§ EXCERPTED RECORDS:

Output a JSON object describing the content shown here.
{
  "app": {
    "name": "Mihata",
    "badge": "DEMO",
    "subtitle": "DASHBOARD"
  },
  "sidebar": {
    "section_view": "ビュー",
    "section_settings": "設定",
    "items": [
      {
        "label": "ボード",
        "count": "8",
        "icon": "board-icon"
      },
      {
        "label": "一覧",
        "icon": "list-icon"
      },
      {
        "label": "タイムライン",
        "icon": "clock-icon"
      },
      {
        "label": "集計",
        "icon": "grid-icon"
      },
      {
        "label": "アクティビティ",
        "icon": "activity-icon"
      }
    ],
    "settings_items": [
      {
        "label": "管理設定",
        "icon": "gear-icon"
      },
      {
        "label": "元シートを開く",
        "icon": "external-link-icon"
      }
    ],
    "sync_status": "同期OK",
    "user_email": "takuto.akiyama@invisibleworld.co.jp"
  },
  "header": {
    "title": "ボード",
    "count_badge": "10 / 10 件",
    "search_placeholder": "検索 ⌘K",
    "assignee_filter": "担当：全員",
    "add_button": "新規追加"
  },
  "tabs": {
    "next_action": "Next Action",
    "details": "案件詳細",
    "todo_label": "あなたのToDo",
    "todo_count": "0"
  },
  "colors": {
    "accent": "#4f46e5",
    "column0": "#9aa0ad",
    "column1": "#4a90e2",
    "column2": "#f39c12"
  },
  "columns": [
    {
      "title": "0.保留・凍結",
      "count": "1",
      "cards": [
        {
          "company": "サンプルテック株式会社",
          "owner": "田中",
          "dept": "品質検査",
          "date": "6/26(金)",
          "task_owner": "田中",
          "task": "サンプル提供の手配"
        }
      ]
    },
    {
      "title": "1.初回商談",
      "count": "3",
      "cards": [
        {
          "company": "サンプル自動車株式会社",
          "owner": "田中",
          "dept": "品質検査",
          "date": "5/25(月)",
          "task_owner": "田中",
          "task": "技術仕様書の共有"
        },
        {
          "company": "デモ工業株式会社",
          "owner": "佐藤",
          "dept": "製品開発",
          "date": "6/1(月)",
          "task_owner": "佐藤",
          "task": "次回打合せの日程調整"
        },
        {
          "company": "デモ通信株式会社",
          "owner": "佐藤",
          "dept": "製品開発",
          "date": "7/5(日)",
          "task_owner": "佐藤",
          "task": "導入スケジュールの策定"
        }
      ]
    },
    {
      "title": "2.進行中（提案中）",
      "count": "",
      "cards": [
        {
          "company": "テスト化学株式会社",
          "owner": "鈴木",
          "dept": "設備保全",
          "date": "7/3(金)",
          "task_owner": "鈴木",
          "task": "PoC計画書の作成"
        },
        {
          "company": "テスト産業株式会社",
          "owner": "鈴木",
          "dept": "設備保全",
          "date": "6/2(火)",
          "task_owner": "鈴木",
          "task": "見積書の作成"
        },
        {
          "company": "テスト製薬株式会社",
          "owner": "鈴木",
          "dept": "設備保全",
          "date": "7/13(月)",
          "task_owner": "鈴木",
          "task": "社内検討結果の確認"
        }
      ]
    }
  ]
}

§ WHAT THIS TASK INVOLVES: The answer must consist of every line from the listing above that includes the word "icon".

§ EXPECTED ANSWER:
        "icon": "board-icon"
        "icon": "list-icon"
        "icon": "clock-icon"
        "icon": "grid-icon"
        "icon": "activity-icon"
        "icon": "gear-icon"
        "icon": "external-link-icon"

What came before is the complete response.